▸ What needs to be done
Word for word, write the records out again, but omit each picture.

(Data records)

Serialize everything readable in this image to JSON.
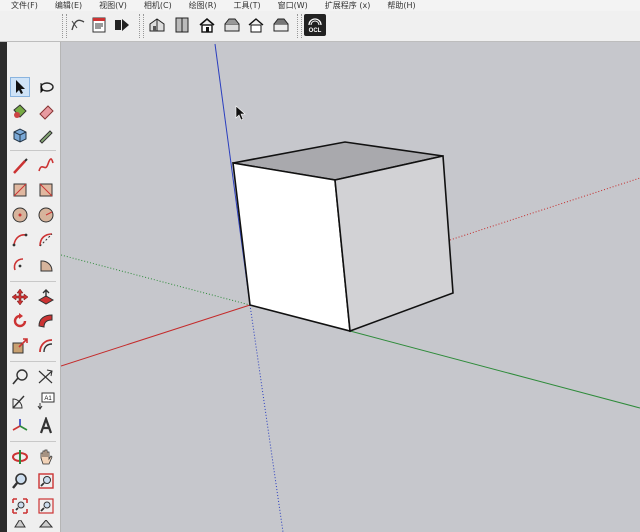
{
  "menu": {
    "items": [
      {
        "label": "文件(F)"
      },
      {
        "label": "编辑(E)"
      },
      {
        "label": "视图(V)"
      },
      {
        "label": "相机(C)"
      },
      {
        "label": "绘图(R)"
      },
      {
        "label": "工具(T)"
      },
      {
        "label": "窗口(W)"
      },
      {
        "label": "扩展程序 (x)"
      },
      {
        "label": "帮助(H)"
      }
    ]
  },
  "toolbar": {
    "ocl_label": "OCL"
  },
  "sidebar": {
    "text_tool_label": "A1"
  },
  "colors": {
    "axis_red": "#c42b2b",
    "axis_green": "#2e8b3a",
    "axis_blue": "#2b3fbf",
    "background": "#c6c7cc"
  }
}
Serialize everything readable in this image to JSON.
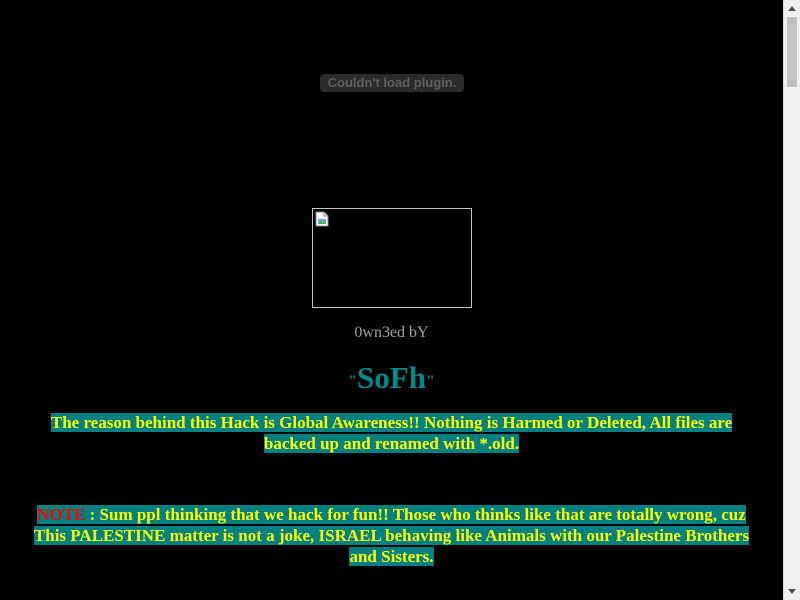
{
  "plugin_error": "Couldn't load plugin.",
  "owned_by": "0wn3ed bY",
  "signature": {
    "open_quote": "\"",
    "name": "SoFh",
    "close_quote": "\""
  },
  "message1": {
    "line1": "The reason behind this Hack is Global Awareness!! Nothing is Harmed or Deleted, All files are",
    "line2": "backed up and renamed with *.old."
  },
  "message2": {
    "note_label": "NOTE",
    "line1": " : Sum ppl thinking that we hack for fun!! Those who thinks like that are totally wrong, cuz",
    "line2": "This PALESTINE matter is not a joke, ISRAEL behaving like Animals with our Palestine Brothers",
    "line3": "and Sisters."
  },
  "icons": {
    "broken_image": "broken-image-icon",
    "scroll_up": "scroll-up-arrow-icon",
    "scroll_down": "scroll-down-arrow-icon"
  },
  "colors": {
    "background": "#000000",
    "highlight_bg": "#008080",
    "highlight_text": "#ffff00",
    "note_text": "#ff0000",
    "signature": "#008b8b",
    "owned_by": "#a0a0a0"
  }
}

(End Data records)

▸ Response to this exercise
Serialize everything readable in this image to JSON.
{
  "menu": {
    "items": [
      {
        "label": "文件(F)"
      },
      {
        "label": "编辑(E)"
      },
      {
        "label": "视图(V)"
      },
      {
        "label": "相机(C)"
      },
      {
        "label": "绘图(R)"
      },
      {
        "label": "工具(T)"
      },
      {
        "label": "窗口(W)"
      },
      {
        "label": "扩展程序 (x)"
      },
      {
        "label": "帮助(H)"
      }
    ]
  },
  "toolbar": {
    "ocl_label": "OCL"
  },
  "sidebar": {
    "text_tool_label": "A1"
  },
  "colors": {
    "axis_red": "#c42b2b",
    "axis_green": "#2e8b3a",
    "axis_blue": "#2b3fbf",
    "background": "#c6c7cc"
  }
}
Serialize everything readable in this image to JSON.
{
  "plugin_error": "Couldn't load plugin.",
  "owned_by": "0wn3ed bY",
  "signature": {
    "open_quote": "\"",
    "name": "SoFh",
    "close_quote": "\""
  },
  "message1": {
    "line1": "The reason behind this Hack is Global Awareness!! Nothing is Harmed or Deleted, All files are",
    "line2": "backed up and renamed with *.old."
  },
  "message2": {
    "note_label": "NOTE",
    "line1": " : Sum ppl thinking that we hack for fun!! Those who thinks like that are totally wrong, cuz",
    "line2": "This PALESTINE matter is not a joke, ISRAEL behaving like Animals with our Palestine Brothers",
    "line3": "and Sisters."
  },
  "icons": {
    "broken_image": "broken-image-icon",
    "scroll_up": "scroll-up-arrow-icon",
    "scroll_down": "scroll-down-arrow-icon"
  },
  "colors": {
    "background": "#000000",
    "highlight_bg": "#008080",
    "highlight_text": "#ffff00",
    "note_text": "#ff0000",
    "signature": "#008b8b",
    "owned_by": "#a0a0a0"
  }
}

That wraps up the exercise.